From the shame of being a hub of crime and drug abuse, this small village has come a long way to being proud. Today, Chakar, 60 km from Ludhiana, is known as the ‘first model village of Punjab’.
In June last, when Sangrur deputy commissioner Arshdeep Singh Thind visited Chakar, he had brought more than 35 village panchayats along, so that they could draw inspiration.
Thind wanted the panchayat team to see how Chakar was treating its sewerage water to water fields, and how its ponds had been turned into lakes for boating.
Thind also wanted the visitors to see how happy Chakar was — the village men and women content with the work opportunities, and the youths, earlier consumed by the demon of drug abuse, now sweating it out at the Sher-e-Punjab sports academy and the six village gyms, one for girls.
And discipline? Chakar panchayat has a uniform too — white ‘kurta pajama’ and maroon turbans for males and white Punjabi suit with maroon dupattas for women.
It was in February 2011 that Chakar took it upon itself to turn its fate around. An excited Major Singh, the village sarpanch, swells with pride as he shows around the under-construction panchayat house. He says it will have two suites where tourists can stay overnight, a dining mess and an “internet room”.
Also, the village’s recently constructed and renovated bus stands have separate waiting areas for men and women, besides toilets, something that was missing before. Major Singh also says to widen the streets and promote cycling, villagers have been told to remove all encroachments so that a separate cycling and pedestrian paths could be built.
The village also has a dedicated place where villagers throw their daily waste. The place is surrounded by walls where cow dung is dumped and later used by farmers as manure.
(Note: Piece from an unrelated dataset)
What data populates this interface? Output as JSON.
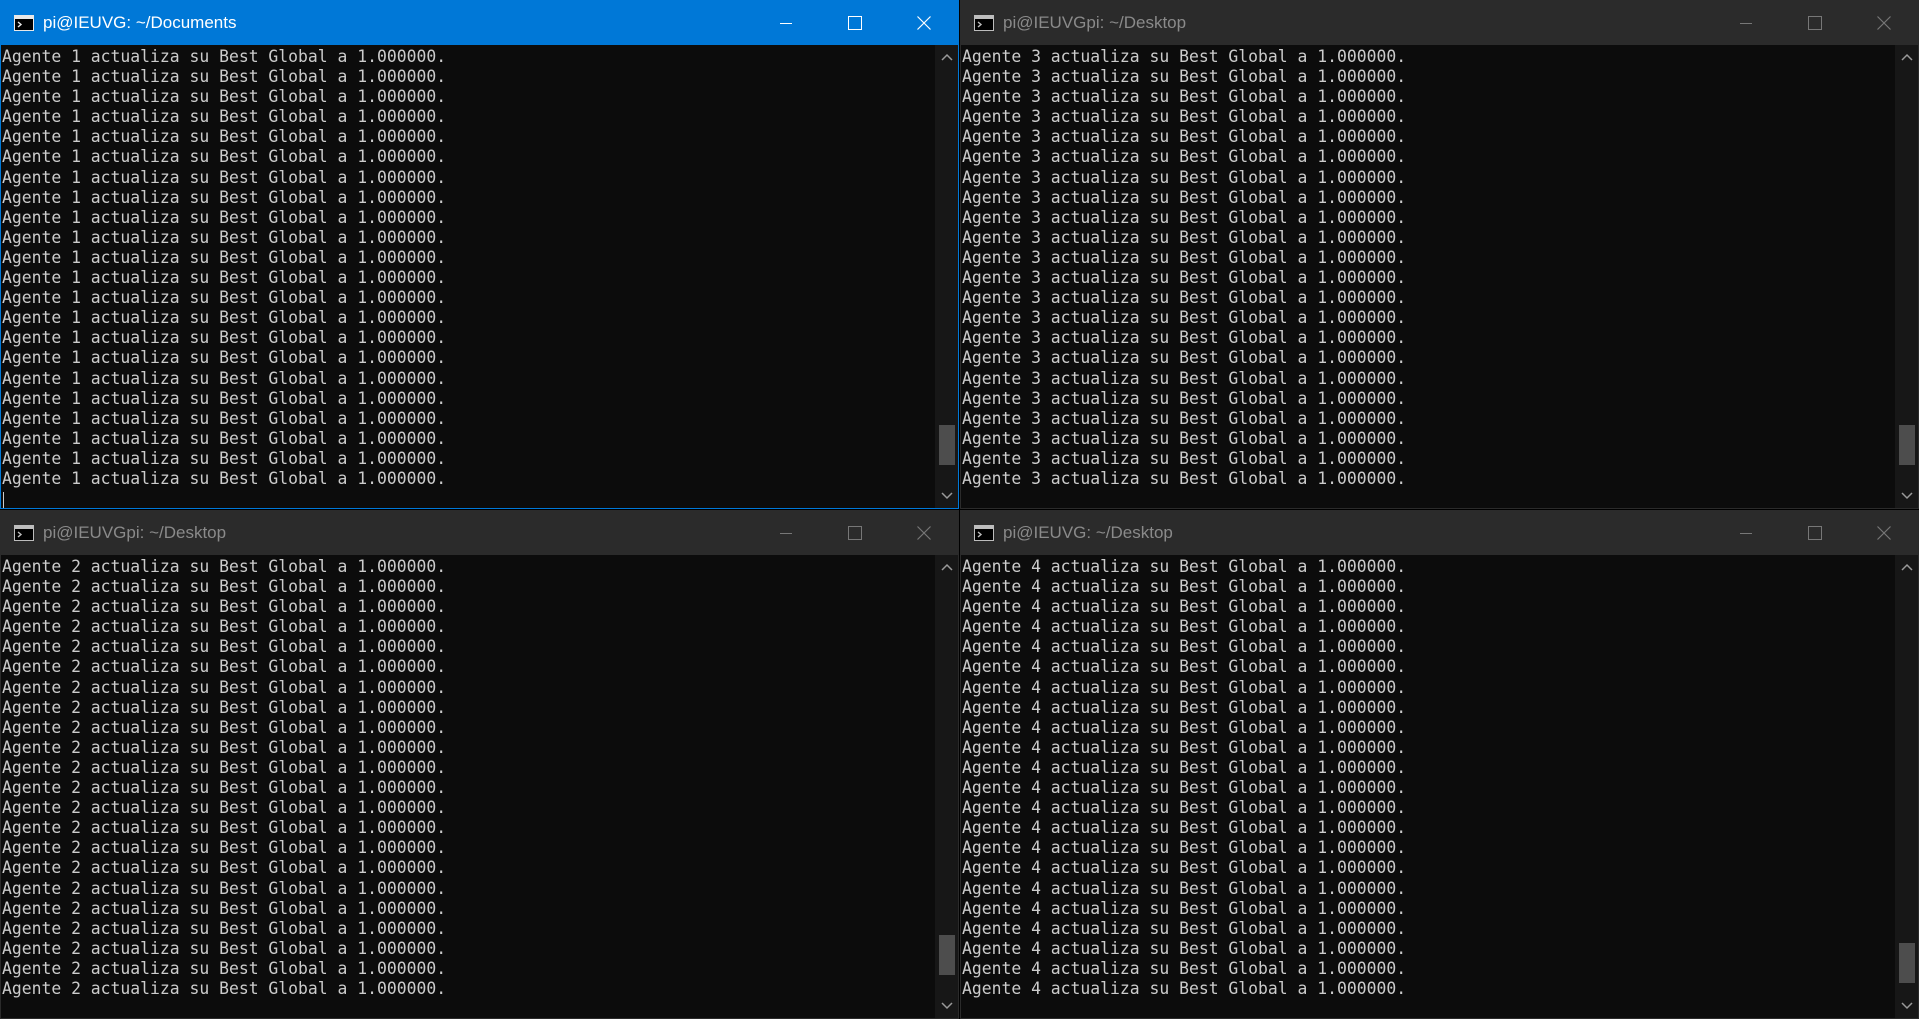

So much for greenery that Chakar claims to have planted more than 35,000, a third of them fruit-bearing.
‘Thanks to NRI brothers’
While Chakar panchayat members praise the villagers for their cooperation, the village is particularly grateful to its “NRI brothers”
“The NRI sons of the village converted our village to heaven... but despite spending so much money on the village they do not wish to come into limelight,” Major Singh says.
Nirmal Kingra, an NRI from Chakar who spends half of the year in the village to keep a tab on the construction work, says government funds account for only 2% of the total development cost. “That support also came after asking several times,” he says.
There are many who want the government to do more. “Sadly, the Punjab heritage and tourism promotion board has never made a single effort to popularise our village,” says Balwant Singh Sandhu, a professor, who has also penned a book on Chakar. Well, that’s a first too, perhaps.